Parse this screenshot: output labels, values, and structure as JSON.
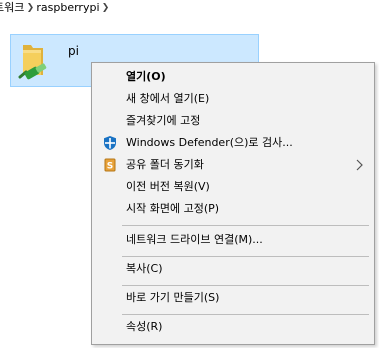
{
  "breadcrumb": {
    "items": [
      "트워크",
      "raspberrypi"
    ]
  },
  "folder": {
    "name": "pi"
  },
  "context_menu": {
    "items": [
      {
        "label": "열기(O)",
        "bold": true
      },
      {
        "label": "새 창에서 열기(E)"
      },
      {
        "label": "즐겨찾기에 고정"
      },
      {
        "label": "Windows Defender(으)로 검사...",
        "icon": "windows-defender-icon"
      },
      {
        "label": "공유 폴더 동기화",
        "icon": "sync-folder-icon",
        "submenu": true
      },
      {
        "label": "이전 버전 복원(V)"
      },
      {
        "label": "시작 화면에 고정(P)"
      },
      {
        "label": "네트워크 드라이브 연결(M)..."
      },
      {
        "label": "복사(C)"
      },
      {
        "label": "바로 가기 만들기(S)"
      },
      {
        "label": "속성(R)"
      }
    ]
  },
  "colors": {
    "selection_bg": "#cce8ff",
    "selection_border": "#99d1ff",
    "menu_bg": "#f2f2f2",
    "defender_blue": "#1a73c4",
    "sync_orange": "#e8a23a"
  }
}
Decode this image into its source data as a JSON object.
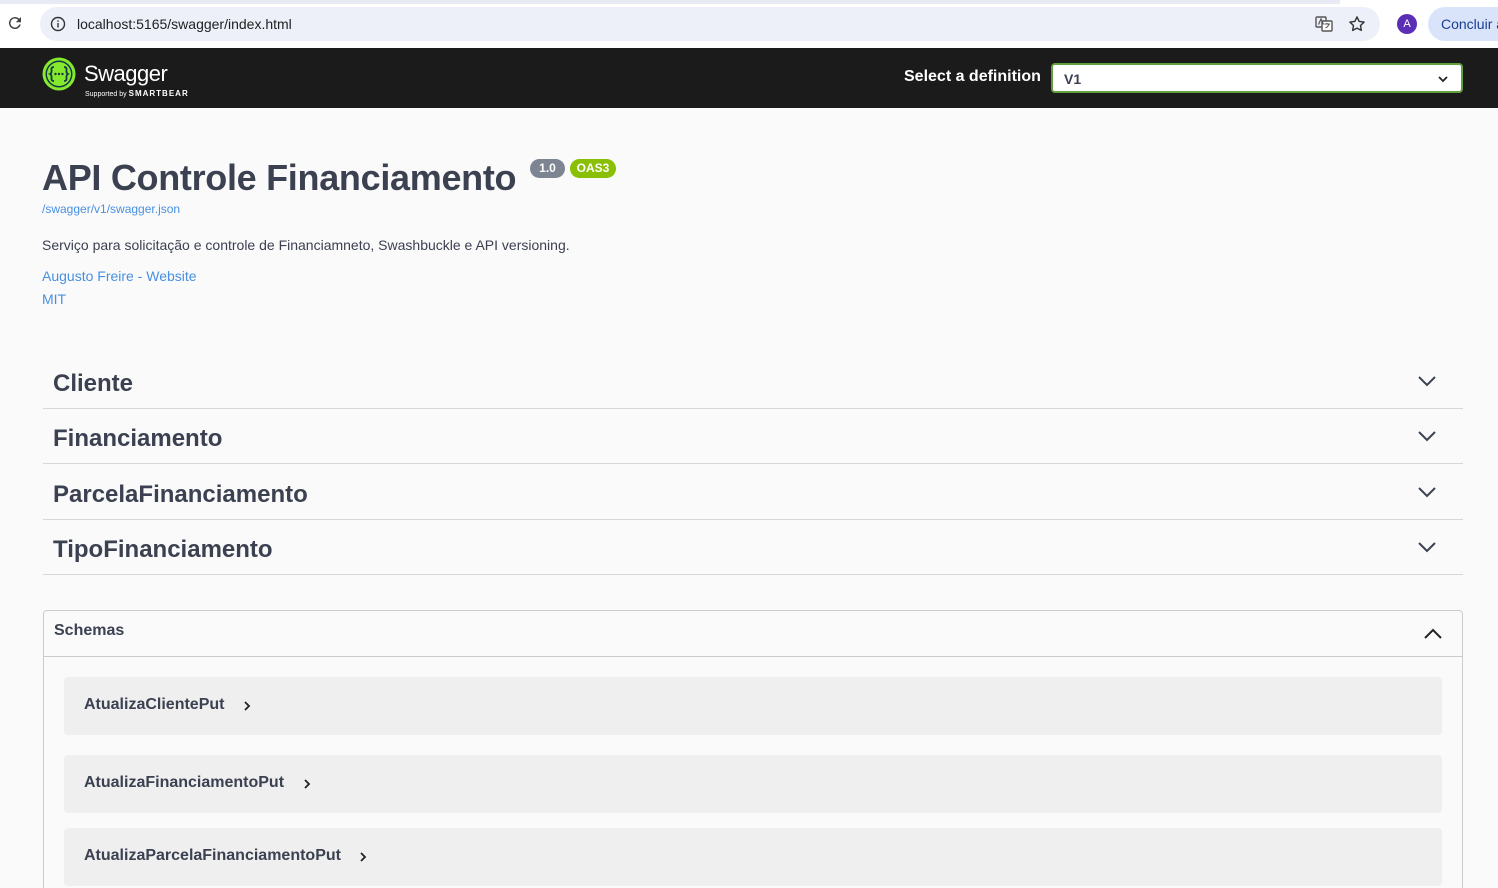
{
  "browser": {
    "url": "localhost:5165/swagger/index.html",
    "avatar_letter": "A",
    "finish_label": "Concluir a"
  },
  "topbar": {
    "logo_text": "Swagger",
    "logo_sub_small": "Supported by",
    "logo_sub_brand": "SMARTBEAR",
    "select_label": "Select a definition",
    "select_value": "V1"
  },
  "info": {
    "title": "API Controle Financiamento",
    "version": "1.0",
    "oas_badge": "OAS3",
    "spec_url": "/swagger/v1/swagger.json",
    "description": "Serviço para solicitação e controle de Financiamneto, Swashbuckle e API versioning.",
    "contact": "Augusto Freire - Website",
    "license": "MIT"
  },
  "tags": [
    {
      "name": "Cliente"
    },
    {
      "name": "Financiamento"
    },
    {
      "name": "ParcelaFinanciamento"
    },
    {
      "name": "TipoFinanciamento"
    }
  ],
  "schemas": {
    "title": "Schemas",
    "models": [
      {
        "name": "AtualizaClientePut"
      },
      {
        "name": "AtualizaFinanciamentoPut"
      },
      {
        "name": "AtualizaParcelaFinanciamentoPut"
      }
    ]
  },
  "colors": {
    "topbar_bg": "#1b1b1b",
    "select_border": "#62a03f",
    "link": "#4990e2",
    "oas_badge": "#89bf04",
    "version_badge": "#7d8492"
  },
  "icons": [
    "reload-icon",
    "site-info-icon",
    "translate-icon",
    "star-icon",
    "swagger-logo-icon",
    "chevron-down-icon",
    "chevron-up-icon",
    "chevron-right-icon"
  ]
}
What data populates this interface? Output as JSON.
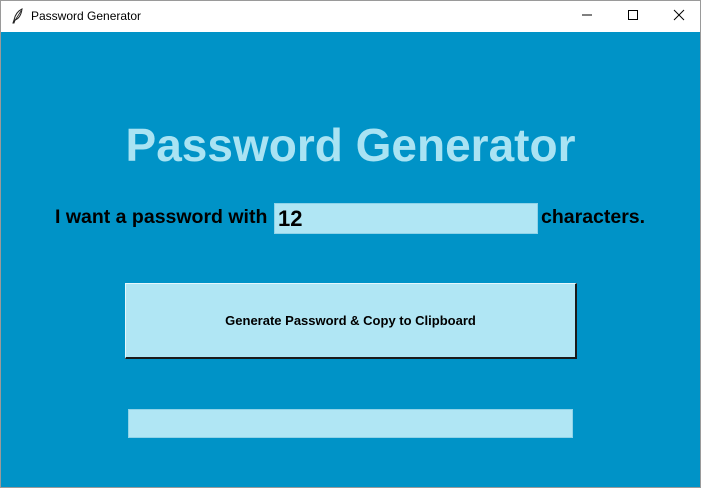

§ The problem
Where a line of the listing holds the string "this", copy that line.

§ Written answer
Parse this screenshot: output labels, values, and structure as JSON.
Decode this image into its source data as a JSON object.
What data populates this interface? Output as JSON.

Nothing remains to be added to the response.